But throughout the group's tenure, it was Zawinul who was at the vortex of the sound. He had the jazzman's dynamic of developing and releasing tension and an amazing ability to keep various harmonic figures going, interspersed with dazzling single-note improvisations, played with a whole tackle box full of different sounds. A master of electronica, Zawinul consistently conjured human-like voices from his keyboards, and frequently sounds that emulated tribal flutes or reed instruments. His phrasing often conveyed the essence of folk melodies and modalities. Zawinul and Weather Report were the harbingers of what would come to be known as World Music.
|Joe Zawinul (second from right) and a late-'70s edition of Weather Report

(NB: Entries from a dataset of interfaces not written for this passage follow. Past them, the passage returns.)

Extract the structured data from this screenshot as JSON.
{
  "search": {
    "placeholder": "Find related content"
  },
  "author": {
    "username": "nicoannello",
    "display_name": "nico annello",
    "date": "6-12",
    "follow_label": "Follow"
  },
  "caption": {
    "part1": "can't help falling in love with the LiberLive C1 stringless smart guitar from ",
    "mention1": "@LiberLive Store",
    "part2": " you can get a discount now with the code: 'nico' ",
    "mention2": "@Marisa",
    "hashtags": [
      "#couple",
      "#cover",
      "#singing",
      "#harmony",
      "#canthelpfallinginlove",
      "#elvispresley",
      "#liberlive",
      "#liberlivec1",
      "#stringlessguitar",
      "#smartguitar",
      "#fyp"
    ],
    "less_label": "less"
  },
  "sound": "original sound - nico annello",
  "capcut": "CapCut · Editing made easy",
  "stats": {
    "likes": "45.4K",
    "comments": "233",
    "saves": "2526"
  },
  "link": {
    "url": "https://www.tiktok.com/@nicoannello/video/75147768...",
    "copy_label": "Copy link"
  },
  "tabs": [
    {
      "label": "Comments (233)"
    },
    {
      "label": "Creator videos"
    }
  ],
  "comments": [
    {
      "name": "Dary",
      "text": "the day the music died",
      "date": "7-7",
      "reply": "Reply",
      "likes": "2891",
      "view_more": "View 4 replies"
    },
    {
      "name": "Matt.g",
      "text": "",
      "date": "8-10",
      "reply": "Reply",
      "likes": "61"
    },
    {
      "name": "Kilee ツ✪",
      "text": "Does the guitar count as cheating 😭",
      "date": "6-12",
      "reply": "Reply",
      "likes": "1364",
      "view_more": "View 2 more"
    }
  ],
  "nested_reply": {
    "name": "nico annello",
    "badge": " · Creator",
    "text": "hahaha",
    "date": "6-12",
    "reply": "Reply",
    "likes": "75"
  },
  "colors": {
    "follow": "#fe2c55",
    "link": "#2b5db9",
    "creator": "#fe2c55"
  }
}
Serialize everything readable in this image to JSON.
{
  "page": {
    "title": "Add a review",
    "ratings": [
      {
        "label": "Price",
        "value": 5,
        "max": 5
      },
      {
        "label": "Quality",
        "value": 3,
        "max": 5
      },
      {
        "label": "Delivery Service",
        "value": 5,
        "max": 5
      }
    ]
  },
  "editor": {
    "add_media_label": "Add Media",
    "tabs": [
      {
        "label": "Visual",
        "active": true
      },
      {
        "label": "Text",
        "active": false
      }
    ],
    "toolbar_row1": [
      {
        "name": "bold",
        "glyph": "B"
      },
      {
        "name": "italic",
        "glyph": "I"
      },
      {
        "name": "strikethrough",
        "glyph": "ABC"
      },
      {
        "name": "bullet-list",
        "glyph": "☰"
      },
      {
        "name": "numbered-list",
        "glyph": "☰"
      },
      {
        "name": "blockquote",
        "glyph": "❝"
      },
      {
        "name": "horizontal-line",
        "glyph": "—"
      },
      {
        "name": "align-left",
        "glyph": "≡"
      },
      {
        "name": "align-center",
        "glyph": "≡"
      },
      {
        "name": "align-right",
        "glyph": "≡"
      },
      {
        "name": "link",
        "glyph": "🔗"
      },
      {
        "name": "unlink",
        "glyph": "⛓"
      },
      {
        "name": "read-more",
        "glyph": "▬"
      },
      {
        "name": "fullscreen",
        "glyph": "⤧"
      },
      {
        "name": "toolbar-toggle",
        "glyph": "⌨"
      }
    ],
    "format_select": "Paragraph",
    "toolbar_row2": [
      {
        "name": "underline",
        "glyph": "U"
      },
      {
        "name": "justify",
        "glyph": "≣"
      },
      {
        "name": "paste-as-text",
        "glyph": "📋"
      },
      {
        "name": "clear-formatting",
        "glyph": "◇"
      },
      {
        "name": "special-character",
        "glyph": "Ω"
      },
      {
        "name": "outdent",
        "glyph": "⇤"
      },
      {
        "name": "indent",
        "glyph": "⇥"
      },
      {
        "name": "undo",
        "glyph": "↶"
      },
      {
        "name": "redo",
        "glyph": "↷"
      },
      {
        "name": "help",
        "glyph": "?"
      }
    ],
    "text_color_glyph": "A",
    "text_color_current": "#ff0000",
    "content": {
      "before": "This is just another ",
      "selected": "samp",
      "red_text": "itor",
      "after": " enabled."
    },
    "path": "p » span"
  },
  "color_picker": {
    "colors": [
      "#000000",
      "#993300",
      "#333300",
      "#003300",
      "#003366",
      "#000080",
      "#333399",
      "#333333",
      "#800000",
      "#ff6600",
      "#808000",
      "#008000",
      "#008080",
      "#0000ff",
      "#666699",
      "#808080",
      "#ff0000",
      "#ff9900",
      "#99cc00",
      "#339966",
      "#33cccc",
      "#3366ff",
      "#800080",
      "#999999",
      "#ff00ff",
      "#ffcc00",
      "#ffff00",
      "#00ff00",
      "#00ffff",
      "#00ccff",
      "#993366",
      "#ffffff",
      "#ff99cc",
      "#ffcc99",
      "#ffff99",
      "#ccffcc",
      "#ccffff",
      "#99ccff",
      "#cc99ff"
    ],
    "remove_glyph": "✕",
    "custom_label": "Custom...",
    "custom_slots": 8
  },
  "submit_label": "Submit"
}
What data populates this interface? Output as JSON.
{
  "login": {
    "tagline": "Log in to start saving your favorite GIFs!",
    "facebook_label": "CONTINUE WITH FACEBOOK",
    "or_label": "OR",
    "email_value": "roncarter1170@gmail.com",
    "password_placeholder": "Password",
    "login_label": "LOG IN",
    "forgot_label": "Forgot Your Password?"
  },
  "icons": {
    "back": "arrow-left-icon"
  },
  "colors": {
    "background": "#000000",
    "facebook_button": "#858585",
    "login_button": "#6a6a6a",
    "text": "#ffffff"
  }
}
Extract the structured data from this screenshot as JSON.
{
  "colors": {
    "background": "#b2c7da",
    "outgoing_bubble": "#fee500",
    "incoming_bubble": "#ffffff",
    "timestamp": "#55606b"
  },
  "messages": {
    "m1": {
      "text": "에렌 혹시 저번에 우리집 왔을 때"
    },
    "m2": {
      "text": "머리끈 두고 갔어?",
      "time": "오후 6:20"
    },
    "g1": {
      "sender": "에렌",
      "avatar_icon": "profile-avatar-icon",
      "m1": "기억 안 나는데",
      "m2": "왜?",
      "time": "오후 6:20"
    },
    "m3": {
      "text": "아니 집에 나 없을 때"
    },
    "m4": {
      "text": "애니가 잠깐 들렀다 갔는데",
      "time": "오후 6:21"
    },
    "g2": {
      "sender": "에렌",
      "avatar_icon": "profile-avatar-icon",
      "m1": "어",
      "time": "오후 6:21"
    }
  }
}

By the late 70s, Weather Report had achieved a celebrity akin to rock bands, and they would regularly fill concert halls and arenas. Just about any Weather Report album "Mysterious Traveler," "Tale Spinnin'," "Heavy Weather" and "Procession," to name some had something enthralling to offer and they sound as fresh and modern today, though not as revolutionary from the single fact that the group introduced a lot of sounds and ideas that were emulated by many keyboardists and fusion groups. Yet, sadly, except among a handful of jazz enthusiasts and admirers left over from the generation weaned on Weather Report, the group has largely been forgotten, relics from the bygone era of 33 1/3 LPs.
A latter-day triumph in his career was captured on CD with the recently released "Brown Street," recorded at Zawinul's club, Birdland, in Vienna, in October 2005, on which he performs some of his best compositions played by Weather Report with ex-bandmates bassist Bailey and percussionist Alex Acuna, plus drummer Nathaniel Townsley and WDR Big Band. Cuts such as the title piece, "Fast City," Badia/Boogie Woogie Waltz," "Procession" and "Carnavalito" recapture the excitement of Weather Report, propelled by Zawinul, whom I can readily envision with his intense gaze, head adorned with his African woven skullcap, bobbing above banks of equipment, hands darting among his various keyboards and control panels weaving dreams and spinning tales ... Mercy ... Mercy ... Mercy.